* [TASK REQUIREMENTS]: Report back every line below that carries the word "this".

§ §

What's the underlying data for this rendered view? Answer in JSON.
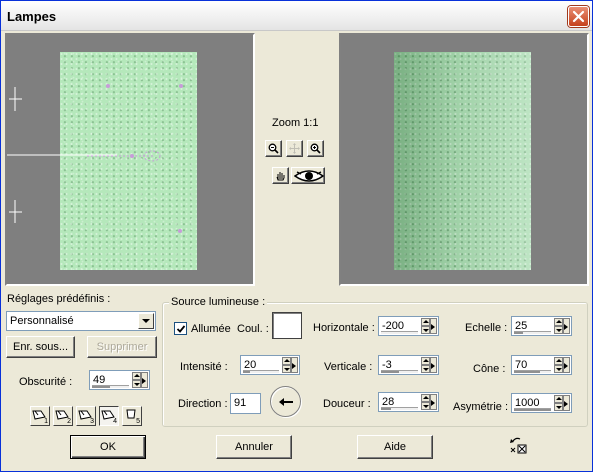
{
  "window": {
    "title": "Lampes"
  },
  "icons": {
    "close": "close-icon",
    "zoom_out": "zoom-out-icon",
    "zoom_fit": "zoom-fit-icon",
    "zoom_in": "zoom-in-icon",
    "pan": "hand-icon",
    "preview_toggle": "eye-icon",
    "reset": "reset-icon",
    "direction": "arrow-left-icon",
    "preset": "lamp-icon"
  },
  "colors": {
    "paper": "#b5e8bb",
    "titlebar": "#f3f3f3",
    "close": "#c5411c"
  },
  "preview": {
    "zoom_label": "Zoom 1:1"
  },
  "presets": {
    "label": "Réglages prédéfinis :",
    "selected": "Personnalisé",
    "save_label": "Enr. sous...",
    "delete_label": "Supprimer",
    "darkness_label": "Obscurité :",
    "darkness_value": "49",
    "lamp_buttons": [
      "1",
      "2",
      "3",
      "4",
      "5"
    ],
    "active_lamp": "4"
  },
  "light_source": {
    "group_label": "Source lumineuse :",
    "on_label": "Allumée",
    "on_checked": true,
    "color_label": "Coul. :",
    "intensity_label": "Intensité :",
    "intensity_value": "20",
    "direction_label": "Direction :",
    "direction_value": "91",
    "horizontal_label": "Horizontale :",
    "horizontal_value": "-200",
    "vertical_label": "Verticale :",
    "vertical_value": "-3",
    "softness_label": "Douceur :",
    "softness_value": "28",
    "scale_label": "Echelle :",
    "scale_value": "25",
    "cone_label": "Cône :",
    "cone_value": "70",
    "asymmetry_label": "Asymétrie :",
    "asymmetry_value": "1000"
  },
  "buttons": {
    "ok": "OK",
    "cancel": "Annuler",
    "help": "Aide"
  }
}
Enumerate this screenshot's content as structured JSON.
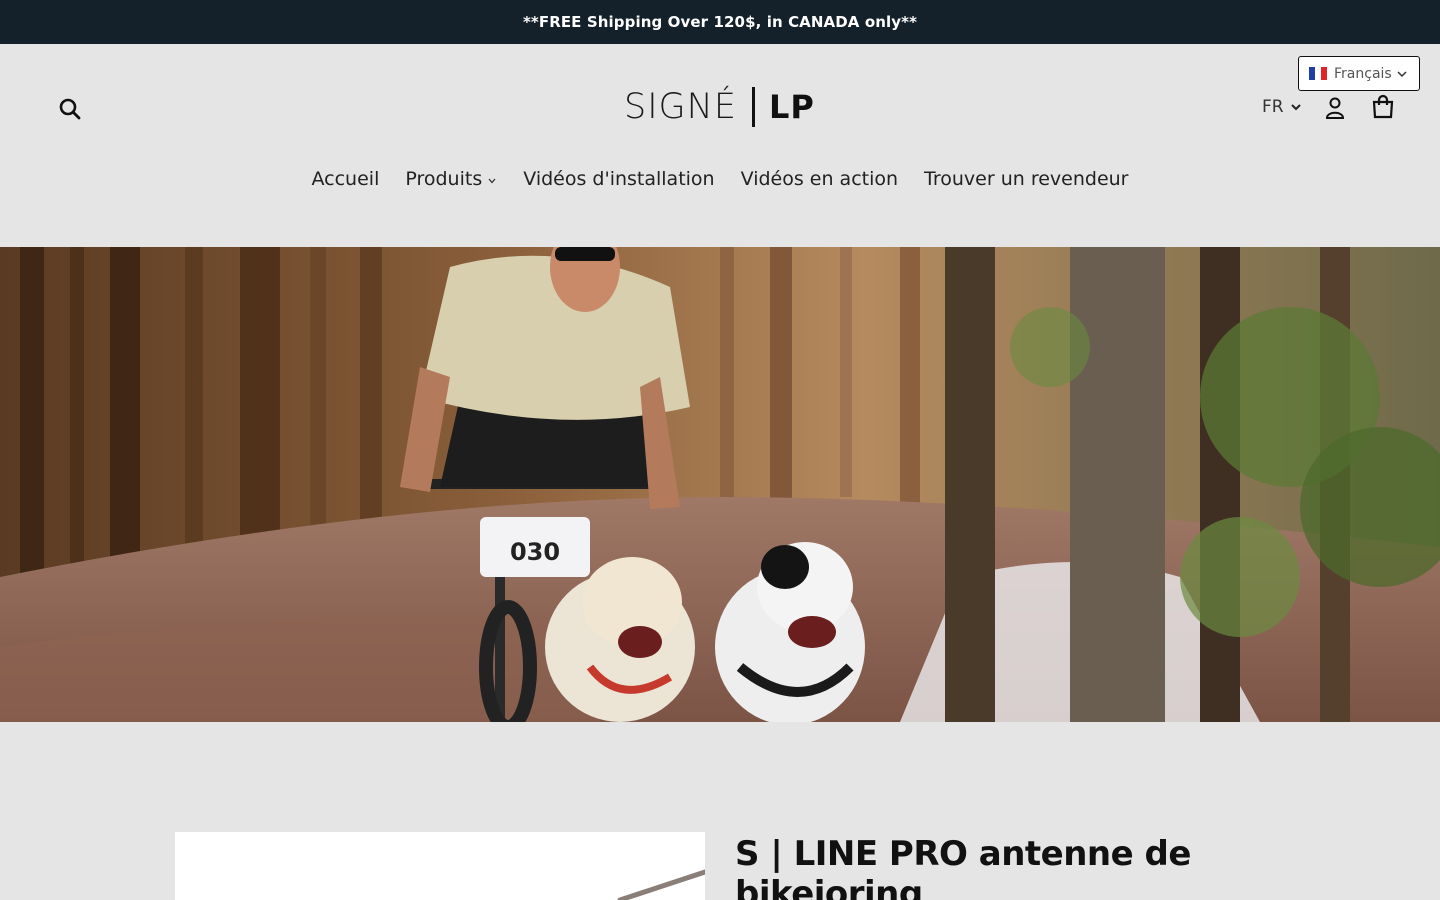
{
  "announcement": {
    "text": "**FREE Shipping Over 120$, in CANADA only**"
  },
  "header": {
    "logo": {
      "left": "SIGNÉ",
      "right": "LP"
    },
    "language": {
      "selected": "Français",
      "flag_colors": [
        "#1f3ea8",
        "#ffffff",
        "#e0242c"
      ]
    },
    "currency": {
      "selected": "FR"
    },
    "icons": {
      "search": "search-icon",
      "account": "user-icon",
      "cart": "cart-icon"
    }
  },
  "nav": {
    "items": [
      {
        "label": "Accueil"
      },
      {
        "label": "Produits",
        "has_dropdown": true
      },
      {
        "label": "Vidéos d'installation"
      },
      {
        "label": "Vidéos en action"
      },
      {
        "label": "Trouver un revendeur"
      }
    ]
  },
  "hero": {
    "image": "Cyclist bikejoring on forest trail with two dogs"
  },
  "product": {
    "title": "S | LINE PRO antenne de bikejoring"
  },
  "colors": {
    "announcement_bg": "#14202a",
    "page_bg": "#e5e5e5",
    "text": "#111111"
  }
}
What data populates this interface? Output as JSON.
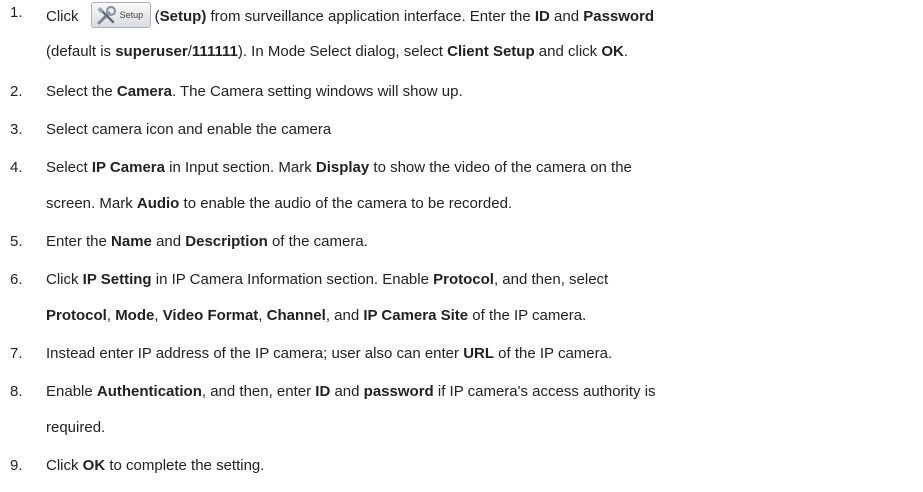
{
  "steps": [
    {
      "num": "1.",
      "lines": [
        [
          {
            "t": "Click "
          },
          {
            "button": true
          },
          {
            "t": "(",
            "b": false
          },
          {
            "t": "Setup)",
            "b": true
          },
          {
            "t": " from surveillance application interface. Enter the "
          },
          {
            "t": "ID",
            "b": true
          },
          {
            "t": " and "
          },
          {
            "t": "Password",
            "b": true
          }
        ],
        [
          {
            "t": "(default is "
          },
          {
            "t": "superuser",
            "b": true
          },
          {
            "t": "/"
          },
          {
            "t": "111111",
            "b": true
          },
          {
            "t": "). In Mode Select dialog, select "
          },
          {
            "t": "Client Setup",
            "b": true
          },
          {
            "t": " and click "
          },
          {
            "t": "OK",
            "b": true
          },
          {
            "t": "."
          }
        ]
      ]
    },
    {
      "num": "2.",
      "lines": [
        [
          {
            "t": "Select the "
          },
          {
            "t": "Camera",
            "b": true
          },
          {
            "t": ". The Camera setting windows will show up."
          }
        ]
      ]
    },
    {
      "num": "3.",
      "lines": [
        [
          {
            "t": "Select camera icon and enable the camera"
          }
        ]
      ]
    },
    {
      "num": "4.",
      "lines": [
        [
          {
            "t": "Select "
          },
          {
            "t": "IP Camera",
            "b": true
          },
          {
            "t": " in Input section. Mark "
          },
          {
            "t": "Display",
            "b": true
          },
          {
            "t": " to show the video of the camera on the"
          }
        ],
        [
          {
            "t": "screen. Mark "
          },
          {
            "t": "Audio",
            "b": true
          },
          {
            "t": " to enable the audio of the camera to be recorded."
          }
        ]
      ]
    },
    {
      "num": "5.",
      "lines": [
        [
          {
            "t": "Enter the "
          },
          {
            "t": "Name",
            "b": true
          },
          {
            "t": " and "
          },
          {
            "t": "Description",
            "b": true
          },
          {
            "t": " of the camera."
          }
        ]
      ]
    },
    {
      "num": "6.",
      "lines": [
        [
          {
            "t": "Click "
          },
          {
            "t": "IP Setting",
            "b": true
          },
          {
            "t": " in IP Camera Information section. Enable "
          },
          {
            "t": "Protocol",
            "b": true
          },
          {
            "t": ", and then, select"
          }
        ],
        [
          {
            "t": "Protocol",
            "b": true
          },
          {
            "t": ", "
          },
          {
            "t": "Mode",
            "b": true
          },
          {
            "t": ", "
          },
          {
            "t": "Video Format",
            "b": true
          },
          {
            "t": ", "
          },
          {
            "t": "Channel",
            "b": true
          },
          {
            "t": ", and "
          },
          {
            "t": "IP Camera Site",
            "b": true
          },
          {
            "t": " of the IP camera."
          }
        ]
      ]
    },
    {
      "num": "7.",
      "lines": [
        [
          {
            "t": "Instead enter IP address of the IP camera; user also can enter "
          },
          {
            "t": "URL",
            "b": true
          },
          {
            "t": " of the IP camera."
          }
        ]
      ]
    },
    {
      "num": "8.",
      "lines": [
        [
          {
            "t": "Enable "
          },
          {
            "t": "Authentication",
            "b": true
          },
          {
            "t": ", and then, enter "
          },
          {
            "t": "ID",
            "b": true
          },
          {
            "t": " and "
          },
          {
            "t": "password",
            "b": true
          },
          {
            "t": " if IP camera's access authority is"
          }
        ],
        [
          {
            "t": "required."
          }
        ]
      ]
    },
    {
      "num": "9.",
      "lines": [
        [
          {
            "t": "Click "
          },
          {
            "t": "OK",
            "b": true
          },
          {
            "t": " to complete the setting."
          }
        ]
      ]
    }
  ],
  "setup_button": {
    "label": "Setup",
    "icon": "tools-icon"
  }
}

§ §

* [TASK RESPONSE]:
What's the underlying data for this rendered view? Answer in JSON.
Enumerate this screenshot's content as structured JSON.
What data populates this interface? Output as JSON.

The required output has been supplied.